### TASK DESCRIPTION
Give back every record that follows, exactly as written.
*** Opening of SUPPLIED MATERIAL ***
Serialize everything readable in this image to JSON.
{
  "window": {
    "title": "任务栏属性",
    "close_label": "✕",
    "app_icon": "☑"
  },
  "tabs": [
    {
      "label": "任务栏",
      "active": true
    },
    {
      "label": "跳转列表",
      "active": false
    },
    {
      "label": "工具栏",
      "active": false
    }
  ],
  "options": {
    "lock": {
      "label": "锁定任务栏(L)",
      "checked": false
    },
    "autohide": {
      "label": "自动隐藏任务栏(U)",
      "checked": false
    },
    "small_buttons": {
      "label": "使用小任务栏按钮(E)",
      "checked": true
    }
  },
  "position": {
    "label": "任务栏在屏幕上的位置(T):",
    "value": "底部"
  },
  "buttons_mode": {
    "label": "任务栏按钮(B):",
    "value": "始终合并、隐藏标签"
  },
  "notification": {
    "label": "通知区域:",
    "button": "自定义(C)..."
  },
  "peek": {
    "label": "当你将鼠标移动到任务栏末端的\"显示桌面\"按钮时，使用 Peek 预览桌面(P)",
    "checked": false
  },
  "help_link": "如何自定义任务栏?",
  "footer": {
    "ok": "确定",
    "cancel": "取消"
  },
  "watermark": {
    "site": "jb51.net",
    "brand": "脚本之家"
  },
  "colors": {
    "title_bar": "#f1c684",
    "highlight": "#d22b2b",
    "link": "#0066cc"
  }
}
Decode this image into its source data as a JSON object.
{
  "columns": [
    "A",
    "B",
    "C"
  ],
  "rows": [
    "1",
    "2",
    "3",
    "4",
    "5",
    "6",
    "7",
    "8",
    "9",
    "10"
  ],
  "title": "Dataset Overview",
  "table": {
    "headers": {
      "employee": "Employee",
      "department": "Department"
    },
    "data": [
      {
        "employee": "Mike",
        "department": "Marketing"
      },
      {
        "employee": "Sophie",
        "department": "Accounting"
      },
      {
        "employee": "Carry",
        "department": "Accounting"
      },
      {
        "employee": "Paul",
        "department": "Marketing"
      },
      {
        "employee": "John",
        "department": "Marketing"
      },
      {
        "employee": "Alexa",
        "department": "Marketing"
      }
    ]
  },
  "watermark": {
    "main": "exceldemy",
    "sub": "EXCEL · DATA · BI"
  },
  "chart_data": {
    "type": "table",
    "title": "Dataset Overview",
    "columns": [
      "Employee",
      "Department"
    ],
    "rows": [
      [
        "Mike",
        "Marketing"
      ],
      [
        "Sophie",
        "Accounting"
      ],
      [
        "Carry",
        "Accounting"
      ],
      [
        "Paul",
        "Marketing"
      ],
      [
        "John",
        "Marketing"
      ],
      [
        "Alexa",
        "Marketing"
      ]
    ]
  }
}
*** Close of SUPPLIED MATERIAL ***
### ANSWER BOX
Serialize everything readable in this image to JSON.
{
  "window": {
    "title": "任务栏属性",
    "close_label": "✕",
    "app_icon": "☑"
  },
  "tabs": [
    {
      "label": "任务栏",
      "active": true
    },
    {
      "label": "跳转列表",
      "active": false
    },
    {
      "label": "工具栏",
      "active": false
    }
  ],
  "options": {
    "lock": {
      "label": "锁定任务栏(L)",
      "checked": false
    },
    "autohide": {
      "label": "自动隐藏任务栏(U)",
      "checked": false
    },
    "small_buttons": {
      "label": "使用小任务栏按钮(E)",
      "checked": true
    }
  },
  "position": {
    "label": "任务栏在屏幕上的位置(T):",
    "value": "底部"
  },
  "buttons_mode": {
    "label": "任务栏按钮(B):",
    "value": "始终合并、隐藏标签"
  },
  "notification": {
    "label": "通知区域:",
    "button": "自定义(C)..."
  },
  "peek": {
    "label": "当你将鼠标移动到任务栏末端的\"显示桌面\"按钮时，使用 Peek 预览桌面(P)",
    "checked": false
  },
  "help_link": "如何自定义任务栏?",
  "footer": {
    "ok": "确定",
    "cancel": "取消"
  },
  "watermark": {
    "site": "jb51.net",
    "brand": "脚本之家"
  },
  "colors": {
    "title_bar": "#f1c684",
    "highlight": "#d22b2b",
    "link": "#0066cc"
  }
}
Decode this image into its source data as a JSON object.
{
  "columns": [
    "A",
    "B",
    "C"
  ],
  "rows": [
    "1",
    "2",
    "3",
    "4",
    "5",
    "6",
    "7",
    "8",
    "9",
    "10"
  ],
  "title": "Dataset Overview",
  "table": {
    "headers": {
      "employee": "Employee",
      "department": "Department"
    },
    "data": [
      {
        "employee": "Mike",
        "department": "Marketing"
      },
      {
        "employee": "Sophie",
        "department": "Accounting"
      },
      {
        "employee": "Carry",
        "department": "Accounting"
      },
      {
        "employee": "Paul",
        "department": "Marketing"
      },
      {
        "employee": "John",
        "department": "Marketing"
      },
      {
        "employee": "Alexa",
        "department": "Marketing"
      }
    ]
  },
  "watermark": {
    "main": "exceldemy",
    "sub": "EXCEL · DATA · BI"
  },
  "chart_data": {
    "type": "table",
    "title": "Dataset Overview",
    "columns": [
      "Employee",
      "Department"
    ],
    "rows": [
      [
        "Mike",
        "Marketing"
      ],
      [
        "Sophie",
        "Accounting"
      ],
      [
        "Carry",
        "Accounting"
      ],
      [
        "Paul",
        "Marketing"
      ],
      [
        "John",
        "Marketing"
      ],
      [
        "Alexa",
        "Marketing"
      ]
    ]
  }
}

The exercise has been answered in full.